## WHAT IS BEING ASKED
Each line below must be reproduced exactly as it stands. Pictures stay out of the copy.
++++ INPUT ++++
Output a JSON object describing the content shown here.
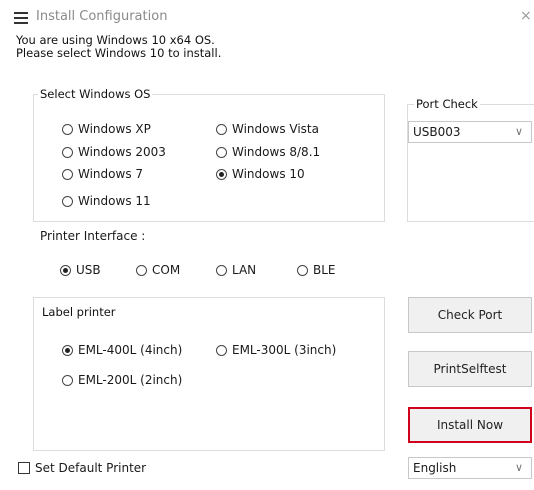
{
  "window": {
    "title": "Install Configuration",
    "close_label": "×"
  },
  "info": {
    "line1": "You are using Windows 10 x64 OS.",
    "line2": "Please select Windows 10 to install."
  },
  "os_group": {
    "legend": "Select Windows OS",
    "options": [
      {
        "label": "Windows XP",
        "selected": false
      },
      {
        "label": "Windows Vista",
        "selected": false
      },
      {
        "label": "Windows 2003",
        "selected": false
      },
      {
        "label": "Windows 8/8.1",
        "selected": false
      },
      {
        "label": "Windows 7",
        "selected": false
      },
      {
        "label": "Windows 10",
        "selected": true
      },
      {
        "label": "Windows 11",
        "selected": false
      }
    ]
  },
  "port_group": {
    "legend": "Port Check",
    "selected_port": "USB003"
  },
  "interface": {
    "label": "Printer Interface :",
    "options": [
      {
        "label": "USB",
        "selected": true
      },
      {
        "label": "COM",
        "selected": false
      },
      {
        "label": "LAN",
        "selected": false
      },
      {
        "label": "BLE",
        "selected": false
      }
    ]
  },
  "label_group": {
    "legend": "Label printer",
    "options": [
      {
        "label": "EML-400L (4inch)",
        "selected": true
      },
      {
        "label": "EML-300L (3inch)",
        "selected": false
      },
      {
        "label": "EML-200L (2inch)",
        "selected": false
      }
    ]
  },
  "buttons": {
    "check_port": "Check Port",
    "print_selftest": "PrintSelftest",
    "install_now": "Install Now"
  },
  "footer": {
    "default_printer_label": "Set Default Printer",
    "default_printer_checked": false,
    "language": "English"
  }
}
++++
## SOLUTION
Output a JSON object describing the content shown here.
{
  "window": {
    "title": "Install Configuration",
    "close_label": "×"
  },
  "info": {
    "line1": "You are using Windows 10 x64 OS.",
    "line2": "Please select Windows 10 to install."
  },
  "os_group": {
    "legend": "Select Windows OS",
    "options": [
      {
        "label": "Windows XP",
        "selected": false
      },
      {
        "label": "Windows Vista",
        "selected": false
      },
      {
        "label": "Windows 2003",
        "selected": false
      },
      {
        "label": "Windows 8/8.1",
        "selected": false
      },
      {
        "label": "Windows 7",
        "selected": false
      },
      {
        "label": "Windows 10",
        "selected": true
      },
      {
        "label": "Windows 11",
        "selected": false
      }
    ]
  },
  "port_group": {
    "legend": "Port Check",
    "selected_port": "USB003"
  },
  "interface": {
    "label": "Printer Interface :",
    "options": [
      {
        "label": "USB",
        "selected": true
      },
      {
        "label": "COM",
        "selected": false
      },
      {
        "label": "LAN",
        "selected": false
      },
      {
        "label": "BLE",
        "selected": false
      }
    ]
  },
  "label_group": {
    "legend": "Label printer",
    "options": [
      {
        "label": "EML-400L (4inch)",
        "selected": true
      },
      {
        "label": "EML-300L (3inch)",
        "selected": false
      },
      {
        "label": "EML-200L (2inch)",
        "selected": false
      }
    ]
  },
  "buttons": {
    "check_port": "Check Port",
    "print_selftest": "PrintSelftest",
    "install_now": "Install Now"
  },
  "footer": {
    "default_printer_label": "Set Default Printer",
    "default_printer_checked": false,
    "language": "English"
  }
}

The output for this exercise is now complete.